working on a tale to tell and came upon a poem in chapter five
Have you ever felt a connection, a pull to someone whom you’ve never met or will meet again? I have. Often. One of those people happened in my life on a sad day, interesting, a few of them have. Writing this reminds me of a heart-wrenching December day a few years back when I went in search of a wedding dress. Never mind.
Why this one was sad I don’t remember. January 29, 2006, my last day in Puerto Rico. I left my Mom’s apartment to spend the day in Old San Juan, roaming the cobblestone streets until I had to go to the airport, and into a small shop I went. It was cool and comfortably dark inside. I looked and touched a couple of books, magnets, pottery. The young woman tending the shop was painting, I think, replicas of the colorful doors of Old San Juan. I picked up a poetry book — I am not into poetry, but like some very much.
the first book I read froze me to the spot
I had to fight back tears. Read a few more poems. Saw two other small books written by the same poet. She was a young woman, her photograph was on the back. Looked through them over and over, couldn’t move. She wrote my thoughts. That was me on paper.
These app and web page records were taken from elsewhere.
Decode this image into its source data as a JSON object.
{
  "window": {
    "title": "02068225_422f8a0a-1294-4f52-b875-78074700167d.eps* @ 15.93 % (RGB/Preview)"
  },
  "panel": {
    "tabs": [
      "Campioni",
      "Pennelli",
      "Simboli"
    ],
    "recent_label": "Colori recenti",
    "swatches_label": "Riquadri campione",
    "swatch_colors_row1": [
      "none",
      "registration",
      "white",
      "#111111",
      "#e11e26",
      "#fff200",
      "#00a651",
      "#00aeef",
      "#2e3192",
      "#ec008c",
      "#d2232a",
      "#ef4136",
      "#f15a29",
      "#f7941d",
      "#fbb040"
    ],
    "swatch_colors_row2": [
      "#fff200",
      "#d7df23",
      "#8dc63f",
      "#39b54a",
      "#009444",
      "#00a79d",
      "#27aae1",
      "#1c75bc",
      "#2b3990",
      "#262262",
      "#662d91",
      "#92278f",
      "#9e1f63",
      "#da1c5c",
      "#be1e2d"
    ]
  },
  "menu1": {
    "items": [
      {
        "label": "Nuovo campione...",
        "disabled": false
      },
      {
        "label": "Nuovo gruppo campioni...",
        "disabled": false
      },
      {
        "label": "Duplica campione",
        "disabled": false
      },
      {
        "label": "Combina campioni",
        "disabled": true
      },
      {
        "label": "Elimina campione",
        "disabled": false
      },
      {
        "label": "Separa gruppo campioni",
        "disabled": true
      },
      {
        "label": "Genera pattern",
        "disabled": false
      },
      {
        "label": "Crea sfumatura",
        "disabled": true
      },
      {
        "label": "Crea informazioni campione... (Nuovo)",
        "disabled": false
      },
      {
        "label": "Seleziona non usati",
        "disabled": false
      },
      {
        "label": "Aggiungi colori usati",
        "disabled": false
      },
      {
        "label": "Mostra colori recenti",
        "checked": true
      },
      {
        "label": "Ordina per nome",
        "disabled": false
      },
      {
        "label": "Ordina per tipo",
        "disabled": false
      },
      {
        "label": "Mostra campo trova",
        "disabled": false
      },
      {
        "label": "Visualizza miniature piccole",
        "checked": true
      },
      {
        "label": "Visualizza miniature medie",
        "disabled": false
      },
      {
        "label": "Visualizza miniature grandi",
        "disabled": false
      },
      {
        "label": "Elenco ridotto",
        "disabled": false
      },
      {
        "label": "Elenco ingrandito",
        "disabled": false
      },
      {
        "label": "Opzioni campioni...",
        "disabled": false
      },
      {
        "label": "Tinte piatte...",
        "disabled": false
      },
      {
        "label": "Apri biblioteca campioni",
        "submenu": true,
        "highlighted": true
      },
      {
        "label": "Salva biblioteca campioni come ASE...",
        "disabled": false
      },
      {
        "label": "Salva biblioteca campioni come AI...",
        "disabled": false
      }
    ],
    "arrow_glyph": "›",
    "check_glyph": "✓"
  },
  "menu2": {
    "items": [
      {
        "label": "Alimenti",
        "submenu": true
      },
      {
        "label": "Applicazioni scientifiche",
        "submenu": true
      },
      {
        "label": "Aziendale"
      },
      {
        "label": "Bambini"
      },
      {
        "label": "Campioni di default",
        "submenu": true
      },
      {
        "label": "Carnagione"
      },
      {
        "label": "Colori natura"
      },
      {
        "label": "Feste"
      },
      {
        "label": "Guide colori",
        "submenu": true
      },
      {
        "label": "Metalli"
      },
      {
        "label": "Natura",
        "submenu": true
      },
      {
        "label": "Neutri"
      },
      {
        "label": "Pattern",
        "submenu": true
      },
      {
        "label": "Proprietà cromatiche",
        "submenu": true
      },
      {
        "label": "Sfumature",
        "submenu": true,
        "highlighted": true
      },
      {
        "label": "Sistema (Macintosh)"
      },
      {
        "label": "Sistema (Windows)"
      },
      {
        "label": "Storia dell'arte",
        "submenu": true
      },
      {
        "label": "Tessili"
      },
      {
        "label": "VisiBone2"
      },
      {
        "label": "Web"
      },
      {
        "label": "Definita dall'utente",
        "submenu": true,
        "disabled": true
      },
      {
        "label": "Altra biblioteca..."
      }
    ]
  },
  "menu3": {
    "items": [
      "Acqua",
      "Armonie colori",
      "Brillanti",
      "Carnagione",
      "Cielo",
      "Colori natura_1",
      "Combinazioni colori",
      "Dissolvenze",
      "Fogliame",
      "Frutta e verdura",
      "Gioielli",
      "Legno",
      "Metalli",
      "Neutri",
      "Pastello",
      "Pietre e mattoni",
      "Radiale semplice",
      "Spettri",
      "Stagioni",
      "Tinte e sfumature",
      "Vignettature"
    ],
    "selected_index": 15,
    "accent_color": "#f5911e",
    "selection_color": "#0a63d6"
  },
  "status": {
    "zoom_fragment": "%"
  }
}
I don’t remember how long I was there, but it was a lot longer than I anticipated. Didn’t care.
at last, I chose a book — thought it silly to buy all three
“I wasn’t sure which to buy.”
“We ship,” she said.
I paid for it and the young woman asked if I’d like the book signed. My brain did summersaults. It is her — Lady Lee Andrews — the photo on the back! She spoke to me in English, I answered in Spanish. When I’m there I seem foreign, and when I’m here I do too. Don’t get it.
I was halfway up the hill towards the fort, where I love to sit with street food to say goodbye to the island, when I began to cry. I waited it out, cleared my face and throat, and went back to the little shop.
“I’m taking them all.” I placed them on the table.
“You’ve made my day,” she whispered, as she beautifully signed and dated them too.
She had no way of knowing she made mine and continues to make my day whenever I read her poems.
I ended up sitting on my favorite bench overlooking the ocean, fort, and cemetery. It may seem morbid, but it isn’t, really. You must see the full picture, the whole place, to understand.
Whatever didn’t get seen would have to wait. There was nothing else for me in Old San Juan on that January day. So I ate, drank the forbidden passion fruit juice (do not tell my mother), and read the poems.
Looking through one of the books, I see petals from 2006 in between some of the pages.
i want to soothe05.23.2020